_The problem_: Beginning with the first entry, set down each one exactly as shown.

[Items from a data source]

+-------+

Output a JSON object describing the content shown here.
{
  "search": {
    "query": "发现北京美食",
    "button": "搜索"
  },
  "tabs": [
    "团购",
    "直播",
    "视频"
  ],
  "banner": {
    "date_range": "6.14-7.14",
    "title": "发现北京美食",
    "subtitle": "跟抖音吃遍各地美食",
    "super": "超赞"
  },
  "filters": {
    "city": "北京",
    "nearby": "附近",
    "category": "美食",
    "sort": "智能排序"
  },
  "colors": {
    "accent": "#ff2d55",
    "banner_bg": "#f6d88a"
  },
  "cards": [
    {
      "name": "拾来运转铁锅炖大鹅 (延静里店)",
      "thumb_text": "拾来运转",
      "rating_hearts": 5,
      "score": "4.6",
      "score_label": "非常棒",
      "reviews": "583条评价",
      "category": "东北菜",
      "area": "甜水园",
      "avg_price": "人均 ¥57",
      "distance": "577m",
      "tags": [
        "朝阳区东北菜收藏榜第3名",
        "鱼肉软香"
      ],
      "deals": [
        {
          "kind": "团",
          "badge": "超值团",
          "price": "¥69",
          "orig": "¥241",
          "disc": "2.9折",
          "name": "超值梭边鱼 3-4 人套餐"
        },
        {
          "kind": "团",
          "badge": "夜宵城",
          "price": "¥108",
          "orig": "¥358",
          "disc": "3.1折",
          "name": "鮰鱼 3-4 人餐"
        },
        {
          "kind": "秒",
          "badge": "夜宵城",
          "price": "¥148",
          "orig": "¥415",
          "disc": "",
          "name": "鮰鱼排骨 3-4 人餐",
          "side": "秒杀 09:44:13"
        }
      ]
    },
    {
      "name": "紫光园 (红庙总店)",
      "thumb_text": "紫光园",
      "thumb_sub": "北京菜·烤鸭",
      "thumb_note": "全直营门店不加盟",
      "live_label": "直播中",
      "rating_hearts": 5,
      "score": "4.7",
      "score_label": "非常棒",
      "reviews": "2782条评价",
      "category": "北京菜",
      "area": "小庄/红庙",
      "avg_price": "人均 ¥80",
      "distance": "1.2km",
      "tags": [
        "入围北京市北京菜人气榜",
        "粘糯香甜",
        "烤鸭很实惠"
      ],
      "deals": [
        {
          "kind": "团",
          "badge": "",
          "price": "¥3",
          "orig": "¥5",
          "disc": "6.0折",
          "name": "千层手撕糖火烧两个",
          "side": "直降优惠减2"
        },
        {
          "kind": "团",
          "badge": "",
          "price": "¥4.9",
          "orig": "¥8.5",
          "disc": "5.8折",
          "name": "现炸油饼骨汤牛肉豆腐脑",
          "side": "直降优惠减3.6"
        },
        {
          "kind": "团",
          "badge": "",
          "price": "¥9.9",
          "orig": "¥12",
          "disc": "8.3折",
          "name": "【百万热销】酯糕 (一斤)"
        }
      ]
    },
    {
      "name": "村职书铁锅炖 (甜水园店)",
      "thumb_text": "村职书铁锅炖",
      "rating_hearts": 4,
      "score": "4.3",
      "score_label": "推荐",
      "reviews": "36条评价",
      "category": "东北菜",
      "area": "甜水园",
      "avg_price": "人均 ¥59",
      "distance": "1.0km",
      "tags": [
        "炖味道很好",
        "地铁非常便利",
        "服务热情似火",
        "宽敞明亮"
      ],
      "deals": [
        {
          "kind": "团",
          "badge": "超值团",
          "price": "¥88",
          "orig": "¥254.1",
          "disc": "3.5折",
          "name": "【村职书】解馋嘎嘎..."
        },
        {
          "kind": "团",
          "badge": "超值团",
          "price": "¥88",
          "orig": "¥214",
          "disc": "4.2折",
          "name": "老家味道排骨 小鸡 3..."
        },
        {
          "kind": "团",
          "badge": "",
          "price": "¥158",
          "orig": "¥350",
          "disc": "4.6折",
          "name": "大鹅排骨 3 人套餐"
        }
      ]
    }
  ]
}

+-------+

_Solved problem_:
Output a JSON object describing the content shown here.
{
  "search": {
    "query": "发现北京美食",
    "button": "搜索"
  },
  "tabs": [
    "团购",
    "直播",
    "视频"
  ],
  "banner": {
    "date_range": "6.14-7.14",
    "title": "发现北京美食",
    "subtitle": "跟抖音吃遍各地美食",
    "super": "超赞"
  },
  "filters": {
    "city": "北京",
    "nearby": "附近",
    "category": "美食",
    "sort": "智能排序"
  },
  "colors": {
    "accent": "#ff2d55",
    "banner_bg": "#f6d88a"
  },
  "cards": [
    {
      "name": "拾来运转铁锅炖大鹅 (延静里店)",
      "thumb_text": "拾来运转",
      "rating_hearts": 5,
      "score": "4.6",
      "score_label": "非常棒",
      "reviews": "583条评价",
      "category": "东北菜",
      "area": "甜水园",
      "avg_price": "人均 ¥57",
      "distance": "577m",
      "tags": [
        "朝阳区东北菜收藏榜第3名",
        "鱼肉软香"
      ],
      "deals": [
        {
          "kind": "团",
          "badge": "超值团",
          "price": "¥69",
          "orig": "¥241",
          "disc": "2.9折",
          "name": "超值梭边鱼 3-4 人套餐"
        },
        {
          "kind": "团",
          "badge": "夜宵城",
          "price": "¥108",
          "orig": "¥358",
          "disc": "3.1折",
          "name": "鮰鱼 3-4 人餐"
        },
        {
          "kind": "秒",
          "badge": "夜宵城",
          "price": "¥148",
          "orig": "¥415",
          "disc": "",
          "name": "鮰鱼排骨 3-4 人餐",
          "side": "秒杀 09:44:13"
        }
      ]
    },
    {
      "name": "紫光园 (红庙总店)",
      "thumb_text": "紫光园",
      "thumb_sub": "北京菜·烤鸭",
      "thumb_note": "全直营门店不加盟",
      "live_label": "直播中",
      "rating_hearts": 5,
      "score": "4.7",
      "score_label": "非常棒",
      "reviews": "2782条评价",
      "category": "北京菜",
      "area": "小庄/红庙",
      "avg_price": "人均 ¥80",
      "distance": "1.2km",
      "tags": [
        "入围北京市北京菜人气榜",
        "粘糯香甜",
        "烤鸭很实惠"
      ],
      "deals": [
        {
          "kind": "团",
          "badge": "",
          "price": "¥3",
          "orig": "¥5",
          "disc": "6.0折",
          "name": "千层手撕糖火烧两个",
          "side": "直降优惠减2"
        },
        {
          "kind": "团",
          "badge": "",
          "price": "¥4.9",
          "orig": "¥8.5",
          "disc": "5.8折",
          "name": "现炸油饼骨汤牛肉豆腐脑",
          "side": "直降优惠减3.6"
        },
        {
          "kind": "团",
          "badge": "",
          "price": "¥9.9",
          "orig": "¥12",
          "disc": "8.3折",
          "name": "【百万热销】酯糕 (一斤)"
        }
      ]
    },
    {
      "name": "村职书铁锅炖 (甜水园店)",
      "thumb_text": "村职书铁锅炖",
      "rating_hearts": 4,
      "score": "4.3",
      "score_label": "推荐",
      "reviews": "36条评价",
      "category": "东北菜",
      "area": "甜水园",
      "avg_price": "人均 ¥59",
      "distance": "1.0km",
      "tags": [
        "炖味道很好",
        "地铁非常便利",
        "服务热情似火",
        "宽敞明亮"
      ],
      "deals": [
        {
          "kind": "团",
          "badge": "超值团",
          "price": "¥88",
          "orig": "¥254.1",
          "disc": "3.5折",
          "name": "【村职书】解馋嘎嘎..."
        },
        {
          "kind": "团",
          "badge": "超值团",
          "price": "¥88",
          "orig": "¥214",
          "disc": "4.2折",
          "name": "老家味道排骨 小鸡 3..."
        },
        {
          "kind": "团",
          "badge": "",
          "price": "¥158",
          "orig": "¥350",
          "disc": "4.6折",
          "name": "大鹅排骨 3 人套餐"
        }
      ]
    }
  ]
}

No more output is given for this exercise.